__Activity__
Find every line in the records below that holds the word "GADU", and copy each one.

Website and app data records
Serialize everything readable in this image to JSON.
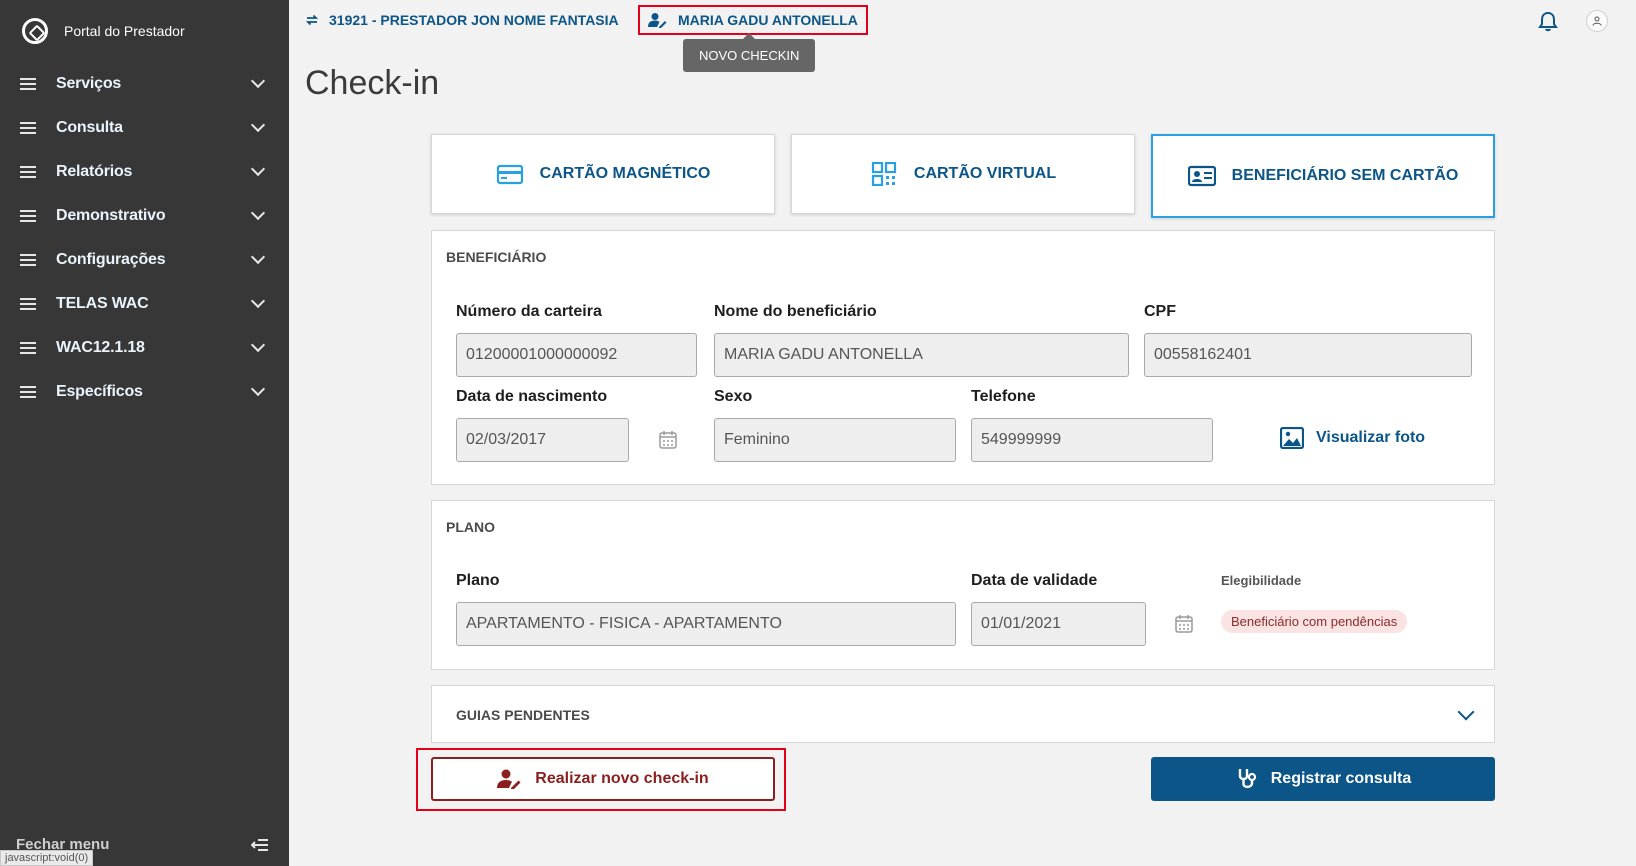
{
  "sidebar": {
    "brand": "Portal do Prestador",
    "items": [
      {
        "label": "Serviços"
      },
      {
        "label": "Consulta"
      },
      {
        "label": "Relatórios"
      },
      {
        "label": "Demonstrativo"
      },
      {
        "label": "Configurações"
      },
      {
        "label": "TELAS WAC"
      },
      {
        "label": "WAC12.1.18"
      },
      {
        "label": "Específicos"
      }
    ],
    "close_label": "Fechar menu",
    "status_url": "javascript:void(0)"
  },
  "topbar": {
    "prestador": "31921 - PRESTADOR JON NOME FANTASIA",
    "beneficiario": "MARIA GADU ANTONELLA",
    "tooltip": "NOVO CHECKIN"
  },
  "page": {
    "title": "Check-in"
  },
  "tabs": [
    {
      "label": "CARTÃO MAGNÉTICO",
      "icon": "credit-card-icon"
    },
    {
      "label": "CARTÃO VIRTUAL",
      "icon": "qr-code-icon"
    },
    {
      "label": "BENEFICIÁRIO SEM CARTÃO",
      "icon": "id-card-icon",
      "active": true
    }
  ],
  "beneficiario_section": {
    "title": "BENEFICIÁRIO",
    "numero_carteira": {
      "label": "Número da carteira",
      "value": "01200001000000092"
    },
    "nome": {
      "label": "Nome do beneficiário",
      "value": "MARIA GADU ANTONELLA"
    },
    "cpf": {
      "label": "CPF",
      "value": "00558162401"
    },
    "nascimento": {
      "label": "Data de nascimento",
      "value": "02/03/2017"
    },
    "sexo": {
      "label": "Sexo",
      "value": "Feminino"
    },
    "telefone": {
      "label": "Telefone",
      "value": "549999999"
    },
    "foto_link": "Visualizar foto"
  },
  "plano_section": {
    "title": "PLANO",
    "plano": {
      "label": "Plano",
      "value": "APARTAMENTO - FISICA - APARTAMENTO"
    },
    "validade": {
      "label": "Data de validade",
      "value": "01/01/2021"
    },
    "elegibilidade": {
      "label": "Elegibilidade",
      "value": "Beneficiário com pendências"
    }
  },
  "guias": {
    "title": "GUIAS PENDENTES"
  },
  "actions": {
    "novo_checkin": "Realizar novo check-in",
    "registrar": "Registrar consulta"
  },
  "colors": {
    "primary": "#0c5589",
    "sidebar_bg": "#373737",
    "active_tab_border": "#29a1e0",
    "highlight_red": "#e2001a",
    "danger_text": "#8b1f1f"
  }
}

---

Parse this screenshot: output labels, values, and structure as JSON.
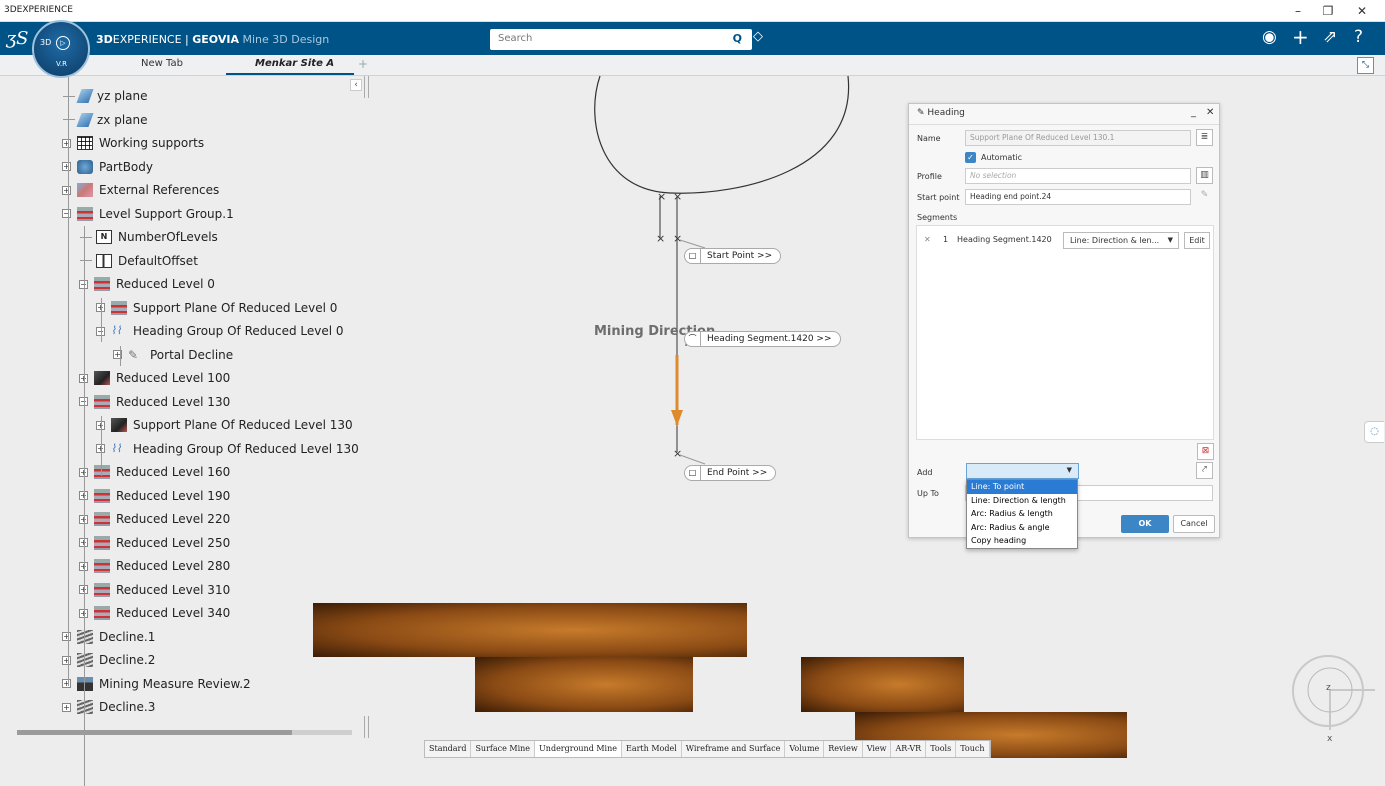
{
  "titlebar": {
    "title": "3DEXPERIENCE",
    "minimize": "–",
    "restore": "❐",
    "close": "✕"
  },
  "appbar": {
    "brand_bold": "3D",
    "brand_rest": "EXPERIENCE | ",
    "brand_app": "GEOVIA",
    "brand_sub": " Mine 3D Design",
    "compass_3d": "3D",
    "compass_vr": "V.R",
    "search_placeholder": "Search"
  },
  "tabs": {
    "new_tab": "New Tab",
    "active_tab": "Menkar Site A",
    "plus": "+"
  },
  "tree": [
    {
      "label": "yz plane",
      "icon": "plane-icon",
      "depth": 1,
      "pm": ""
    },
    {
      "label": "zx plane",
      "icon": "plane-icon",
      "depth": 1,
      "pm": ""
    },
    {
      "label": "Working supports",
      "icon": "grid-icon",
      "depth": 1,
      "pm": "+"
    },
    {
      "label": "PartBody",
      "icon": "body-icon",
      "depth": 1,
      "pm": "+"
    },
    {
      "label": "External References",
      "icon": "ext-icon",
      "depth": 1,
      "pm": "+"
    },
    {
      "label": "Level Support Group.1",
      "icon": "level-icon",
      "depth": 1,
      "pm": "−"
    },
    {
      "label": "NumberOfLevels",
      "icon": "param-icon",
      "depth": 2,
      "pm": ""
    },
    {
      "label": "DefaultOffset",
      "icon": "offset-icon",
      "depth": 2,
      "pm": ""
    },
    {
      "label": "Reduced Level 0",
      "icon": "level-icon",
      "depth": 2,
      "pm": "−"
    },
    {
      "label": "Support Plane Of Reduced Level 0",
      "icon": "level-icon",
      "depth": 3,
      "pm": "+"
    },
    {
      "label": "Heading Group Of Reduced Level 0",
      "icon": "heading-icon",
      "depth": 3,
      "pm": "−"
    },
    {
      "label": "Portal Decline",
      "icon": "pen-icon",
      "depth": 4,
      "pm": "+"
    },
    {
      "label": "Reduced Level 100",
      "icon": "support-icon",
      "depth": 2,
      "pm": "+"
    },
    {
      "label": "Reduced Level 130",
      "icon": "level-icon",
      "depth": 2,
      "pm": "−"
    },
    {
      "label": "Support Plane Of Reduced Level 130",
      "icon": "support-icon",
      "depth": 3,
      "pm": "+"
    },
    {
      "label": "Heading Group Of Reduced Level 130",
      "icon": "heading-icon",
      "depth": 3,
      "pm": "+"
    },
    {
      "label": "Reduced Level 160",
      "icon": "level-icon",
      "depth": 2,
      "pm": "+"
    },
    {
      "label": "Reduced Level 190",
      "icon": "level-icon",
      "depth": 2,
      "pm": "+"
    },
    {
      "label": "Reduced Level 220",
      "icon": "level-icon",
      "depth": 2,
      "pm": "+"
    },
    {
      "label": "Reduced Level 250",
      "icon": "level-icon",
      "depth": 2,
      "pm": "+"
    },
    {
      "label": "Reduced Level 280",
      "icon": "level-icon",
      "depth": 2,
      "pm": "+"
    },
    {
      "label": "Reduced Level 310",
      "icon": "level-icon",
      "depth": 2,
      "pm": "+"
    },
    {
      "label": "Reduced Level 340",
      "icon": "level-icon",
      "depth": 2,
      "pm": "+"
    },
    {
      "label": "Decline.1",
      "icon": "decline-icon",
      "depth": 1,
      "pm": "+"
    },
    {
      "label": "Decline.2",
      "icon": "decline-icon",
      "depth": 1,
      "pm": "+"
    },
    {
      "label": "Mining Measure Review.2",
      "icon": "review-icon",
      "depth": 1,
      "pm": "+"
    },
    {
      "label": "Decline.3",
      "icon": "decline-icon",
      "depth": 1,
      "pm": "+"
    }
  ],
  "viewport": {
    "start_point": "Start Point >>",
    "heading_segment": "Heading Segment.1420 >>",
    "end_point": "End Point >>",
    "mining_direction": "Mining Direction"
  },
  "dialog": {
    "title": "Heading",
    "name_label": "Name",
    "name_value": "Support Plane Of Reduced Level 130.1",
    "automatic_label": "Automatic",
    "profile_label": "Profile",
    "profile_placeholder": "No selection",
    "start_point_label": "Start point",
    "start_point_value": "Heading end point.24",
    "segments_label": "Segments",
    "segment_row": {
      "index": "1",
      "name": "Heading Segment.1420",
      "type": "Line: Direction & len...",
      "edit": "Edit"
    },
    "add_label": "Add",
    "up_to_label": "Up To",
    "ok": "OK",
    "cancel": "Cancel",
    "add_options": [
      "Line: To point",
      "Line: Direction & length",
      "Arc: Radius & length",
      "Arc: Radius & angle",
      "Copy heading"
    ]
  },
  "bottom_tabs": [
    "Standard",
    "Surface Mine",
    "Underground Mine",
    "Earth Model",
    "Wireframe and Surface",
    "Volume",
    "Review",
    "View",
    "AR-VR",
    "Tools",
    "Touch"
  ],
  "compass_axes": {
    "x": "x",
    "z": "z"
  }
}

__Answer for the task__
    "beneficiario": "MARIA GADU ANTONELLA",
      "value": "MARIA GADU ANTONELLA"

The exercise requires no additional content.